[TASK DATA]:
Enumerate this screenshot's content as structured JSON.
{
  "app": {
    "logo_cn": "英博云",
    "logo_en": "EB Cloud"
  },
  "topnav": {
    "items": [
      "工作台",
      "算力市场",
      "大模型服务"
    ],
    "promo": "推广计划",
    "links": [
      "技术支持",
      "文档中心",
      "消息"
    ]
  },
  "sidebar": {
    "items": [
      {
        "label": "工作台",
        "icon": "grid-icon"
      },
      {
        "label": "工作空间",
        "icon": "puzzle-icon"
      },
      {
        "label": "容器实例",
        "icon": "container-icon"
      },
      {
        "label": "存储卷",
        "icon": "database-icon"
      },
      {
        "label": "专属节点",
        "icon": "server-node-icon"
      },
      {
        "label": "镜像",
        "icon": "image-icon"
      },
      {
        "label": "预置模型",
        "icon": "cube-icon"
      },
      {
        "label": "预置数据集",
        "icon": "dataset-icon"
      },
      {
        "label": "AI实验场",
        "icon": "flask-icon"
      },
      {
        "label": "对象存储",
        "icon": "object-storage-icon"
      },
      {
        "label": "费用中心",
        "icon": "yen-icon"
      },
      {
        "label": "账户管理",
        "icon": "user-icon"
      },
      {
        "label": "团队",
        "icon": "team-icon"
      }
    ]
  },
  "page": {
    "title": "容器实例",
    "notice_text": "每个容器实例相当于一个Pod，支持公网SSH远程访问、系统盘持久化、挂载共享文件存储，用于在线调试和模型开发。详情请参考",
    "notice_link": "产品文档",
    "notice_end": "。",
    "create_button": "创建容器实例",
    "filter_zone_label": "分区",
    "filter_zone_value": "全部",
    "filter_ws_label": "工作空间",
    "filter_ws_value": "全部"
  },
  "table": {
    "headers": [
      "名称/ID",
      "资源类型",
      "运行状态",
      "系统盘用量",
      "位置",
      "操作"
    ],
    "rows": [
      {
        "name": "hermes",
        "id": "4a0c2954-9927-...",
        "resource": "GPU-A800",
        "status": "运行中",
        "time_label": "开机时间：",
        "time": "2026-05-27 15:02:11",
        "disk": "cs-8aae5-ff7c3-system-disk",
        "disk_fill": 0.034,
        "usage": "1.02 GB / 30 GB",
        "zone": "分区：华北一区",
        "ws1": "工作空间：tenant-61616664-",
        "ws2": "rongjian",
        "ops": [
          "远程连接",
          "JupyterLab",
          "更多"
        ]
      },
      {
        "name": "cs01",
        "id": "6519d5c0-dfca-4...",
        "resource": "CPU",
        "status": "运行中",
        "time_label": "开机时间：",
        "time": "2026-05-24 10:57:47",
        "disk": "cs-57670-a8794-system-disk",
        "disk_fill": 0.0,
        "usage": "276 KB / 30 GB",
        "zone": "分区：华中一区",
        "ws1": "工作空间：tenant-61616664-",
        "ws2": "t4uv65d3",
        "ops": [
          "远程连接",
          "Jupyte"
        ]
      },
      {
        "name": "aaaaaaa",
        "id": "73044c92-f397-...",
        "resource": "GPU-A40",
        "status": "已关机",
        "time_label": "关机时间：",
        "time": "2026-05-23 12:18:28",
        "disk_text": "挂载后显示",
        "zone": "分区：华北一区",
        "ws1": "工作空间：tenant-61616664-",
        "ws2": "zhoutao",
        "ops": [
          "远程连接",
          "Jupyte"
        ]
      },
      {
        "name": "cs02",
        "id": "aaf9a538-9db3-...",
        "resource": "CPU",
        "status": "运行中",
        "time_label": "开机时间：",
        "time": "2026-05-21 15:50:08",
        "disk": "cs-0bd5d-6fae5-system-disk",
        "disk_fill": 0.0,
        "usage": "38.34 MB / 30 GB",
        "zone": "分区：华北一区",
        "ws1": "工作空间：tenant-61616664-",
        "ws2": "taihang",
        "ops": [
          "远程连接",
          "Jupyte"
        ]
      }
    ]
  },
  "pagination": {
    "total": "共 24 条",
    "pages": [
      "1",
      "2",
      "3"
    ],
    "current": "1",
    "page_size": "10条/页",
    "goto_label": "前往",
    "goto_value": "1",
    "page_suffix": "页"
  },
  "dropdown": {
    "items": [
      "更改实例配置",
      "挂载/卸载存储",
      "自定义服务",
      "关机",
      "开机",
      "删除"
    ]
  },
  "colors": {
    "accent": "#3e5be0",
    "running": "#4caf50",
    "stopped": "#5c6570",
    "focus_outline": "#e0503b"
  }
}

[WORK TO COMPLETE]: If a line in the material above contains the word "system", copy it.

[ANSWER TO THE PROBLEM]:
        "disk": "cs-8aae5-ff7c3-system-disk",
        "disk": "cs-57670-a8794-system-disk",
        "disk": "cs-0bd5d-6fae5-system-disk",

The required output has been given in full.